Emphasize the ease of use/time saved/benefits! Do not emphasize the price
When you are creating a listing for your private label product, make sure that you are focused on what great benefits this product has, how much time it will save its user. People like to connect their personal feelings about what the product does for them. Make sure that you connect with those personal feelings.
This is the main driving force that sells your products. It’s HUGE! Trust me.
When you are creating those listings set the manufacturer suggested retail price higher than your actual price. People do not like to think that they are paying full price. I know I don’t, and I’m sure you don’t either.
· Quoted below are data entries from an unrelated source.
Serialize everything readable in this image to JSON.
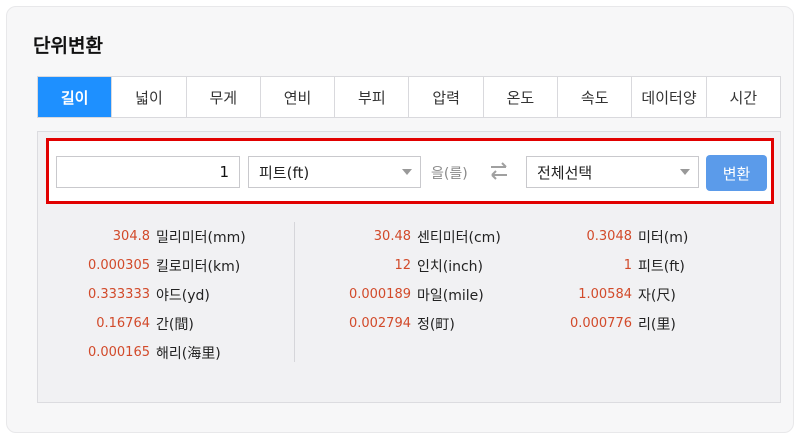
{
  "title": "단위변환",
  "tabs": [
    "길이",
    "넓이",
    "무게",
    "연비",
    "부피",
    "압력",
    "온도",
    "속도",
    "데이터양",
    "시간"
  ],
  "active_tab": 0,
  "converter": {
    "input_value": "1",
    "from_unit": "피트(ft)",
    "particle": "을(를)",
    "to_unit": "전체선택",
    "convert_label": "변환"
  },
  "results": {
    "col1": [
      {
        "value": "304.8",
        "unit": "밀리미터(mm)"
      },
      {
        "value": "0.000305",
        "unit": "킬로미터(km)"
      },
      {
        "value": "0.333333",
        "unit": "야드(yd)"
      },
      {
        "value": "0.16764",
        "unit": "간(間)"
      },
      {
        "value": "0.000165",
        "unit": "해리(海里)"
      }
    ],
    "col2": [
      {
        "value": "30.48",
        "unit": "센티미터(cm)"
      },
      {
        "value": "12",
        "unit": "인치(inch)"
      },
      {
        "value": "0.000189",
        "unit": "마일(mile)"
      },
      {
        "value": "0.002794",
        "unit": "정(町)"
      }
    ],
    "col3": [
      {
        "value": "0.3048",
        "unit": "미터(m)"
      },
      {
        "value": "1",
        "unit": "피트(ft)"
      },
      {
        "value": "1.00584",
        "unit": "자(尺)"
      },
      {
        "value": "0.000776",
        "unit": "리(里)"
      }
    ]
  },
  "colors": {
    "accent": "#1e90ff",
    "button": "#5b9bea",
    "value": "#d24a2a",
    "highlight": "#e10000"
  }
}
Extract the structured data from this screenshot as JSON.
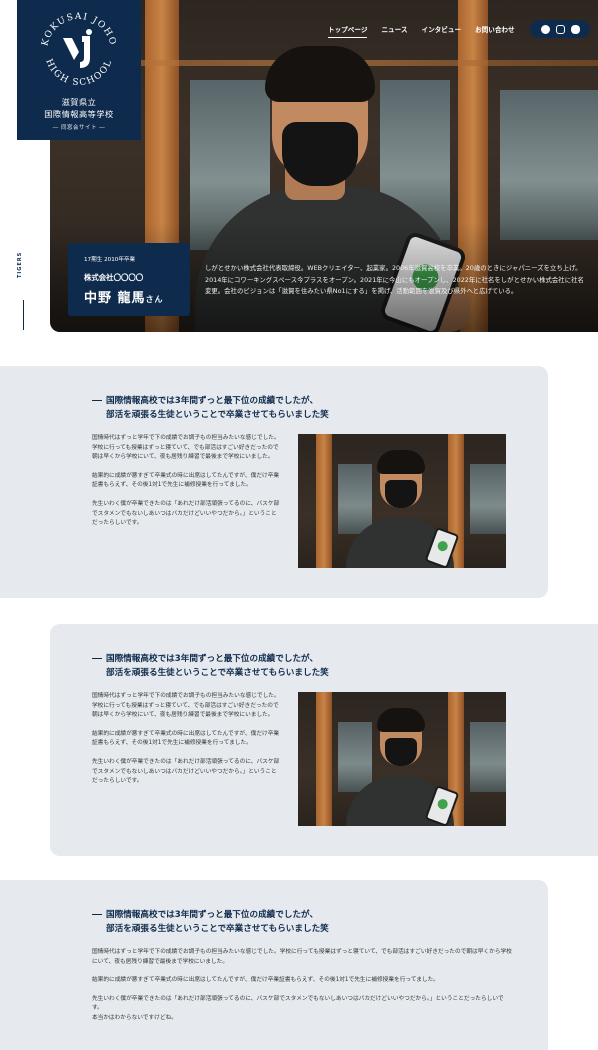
{
  "site": {
    "logo_text": "KOKUSAI JOHO HIGH SCHOOL",
    "school_name_line1": "滋賀県立",
    "school_name_line2": "国際情報高等学校",
    "subtitle": "― 同窓会サイト ―"
  },
  "nav": {
    "items": [
      {
        "label": "トップページ"
      },
      {
        "label": "ニュース"
      },
      {
        "label": "インタビュー"
      },
      {
        "label": "お問い合わせ"
      }
    ],
    "social": [
      "facebook-icon",
      "instagram-icon",
      "line-icon"
    ]
  },
  "hero": {
    "vertical_label": "TIGERS",
    "grad": "17期生 2010年卒業",
    "company": "株式会社〇〇〇〇",
    "name": "中野 龍馬",
    "honorific": "さん",
    "bio": "しがとせかい株式会社代表取締役。WEBクリエイター、起業家。2006年滋賀高校を卒業。20歳のときにジャパニーズを立ち上げ。2014年にコワーキングスペース今プラスをオープン。2021年に今山にもオープンし、2022年に社名をしがとせかい株式会社に社名変更。会社のビジョンは「滋賀を住みたい県No1にする」を掲げ、活動範囲を滋賀及び県外へと広げている。"
  },
  "sections": [
    {
      "title_line1": "国際情報高校では3年間ずっと最下位の成績でしたが、",
      "title_line2": "部活を頑張る生徒ということで卒業させてもらいました笑",
      "paragraphs": [
        "国情時代はずっと学年で下の成績でお調子もの担当みたいな感じでした。学校に行っても授業はずっと寝ていて、でも部活はすごい好きだったので朝は早くから学校にいて、夜も居残り練習で最後まで学校にいました。",
        "結果的に成績が悪すぎて卒業式の時に出席はしてたんですが、僕だけ卒業証書もらえず、その後1対1で先生に補修授業を行ってました。",
        "先生いわく僕が卒業できたのは「あれだけ部活頑張ってるのに、バスケ部でスタメンでもないしあいつはバカだけどいいやつだから。」ということだったらしいです。"
      ]
    },
    {
      "title_line1": "国際情報高校では3年間ずっと最下位の成績でしたが、",
      "title_line2": "部活を頑張る生徒ということで卒業させてもらいました笑",
      "paragraphs": [
        "国情時代はずっと学年で下の成績でお調子もの担当みたいな感じでした。学校に行っても授業はずっと寝ていて、でも部活はすごい好きだったので朝は早くから学校にいて、夜も居残り練習で最後まで学校にいました。",
        "結果的に成績が悪すぎて卒業式の時に出席はしてたんですが、僕だけ卒業証書もらえず、その後1対1で先生に補修授業を行ってました。",
        "先生いわく僕が卒業できたのは「あれだけ部活頑張ってるのに、バスケ部でスタメンでもないしあいつはバカだけどいいやつだから。」ということだったらしいです。"
      ]
    },
    {
      "title_line1": "国際情報高校では3年間ずっと最下位の成績でしたが、",
      "title_line2": "部活を頑張る生徒ということで卒業させてもらいました笑",
      "paragraphs": [
        "国情時代はずっと学年で下の成績でお調子もの担当みたいな感じでした。学校に行っても授業はずっと寝ていて、でも部活はすごい好きだったので朝は早くから学校にいて、夜も居残り練習で最後まで学校にいました。",
        "結果的に成績が悪すぎて卒業式の時に出席はしてたんですが、僕だけ卒業証書もらえず、その後1対1で先生に補修授業を行ってました。",
        "先生いわく僕が卒業できたのは「あれだけ部活頑張ってるのに、バスケ部でスタメンでもないしあいつはバカだけどいいやつだから。」ということだったらしいです。",
        "本当かはわからないですけどね。"
      ]
    }
  ]
}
Setting your $50 product’s MSRP to $75 will trigger Amazon to show that your product is sold with 33% discount. I wouldn’t go too crazy with it, as it could look like there is something wrong with the product, and it could affect one of the other psychological things that we talked about. Showing too much of the discount could make people thinking about the price more than you want them to.
Change prices, even slightly
On listings with multiple variations, do change the prices to show that they vary. It appears that people are more likely to actually choose one of the products if the prices are off by a penny or two, compared to when the prices are all even.
If all prices are the same people sometimes do not know what option to pick. But when you price variations slightly different your customers will make a buying decision more quickly.
Monitor your Prices Constantly
So those were quick major psychological things that you need to take into consideration, when you are pricing your products, but more than anything I want you to realize, that as an Amazon seller you have to be monitoring your prices constantly. This is an extremely important part of your business! Do not ever forget this.
If you are a new seller, you have to understand that you must constantly massage that price to get the sale, you have to analyze your competitors constantly. Estimate how many sellers you are competing with. Know, that your aim is to capture that BuyBox. If you want that sale, you have to float in that BuyBox!
Always have a plan and a pricing strategy in place! Have it in your notebook, have it in Excel, track your competitors, understand if it’s a seasonal item. Always have a time frame that you want to see a turnover.
Remember, that it’s not necessarily that you have to lower your price to get into BuyBox. Amazon’t algorithms work in mysterious ways, but it may think that you are an active seller, since you are changing your price, and setting a price higher may get you your BuyBox.
Check competition’s stock: if you are seeing that they may run out of stock, and sales ranks suggests that sales are constant and often, do set the price higher. If you are selling a product, that is also being sold by Amazon, and the BSR is low, set the price higher than Amazon. This will yield you sales when Amazon runs out of stock.
Do not be afraid to change prices just to test things out!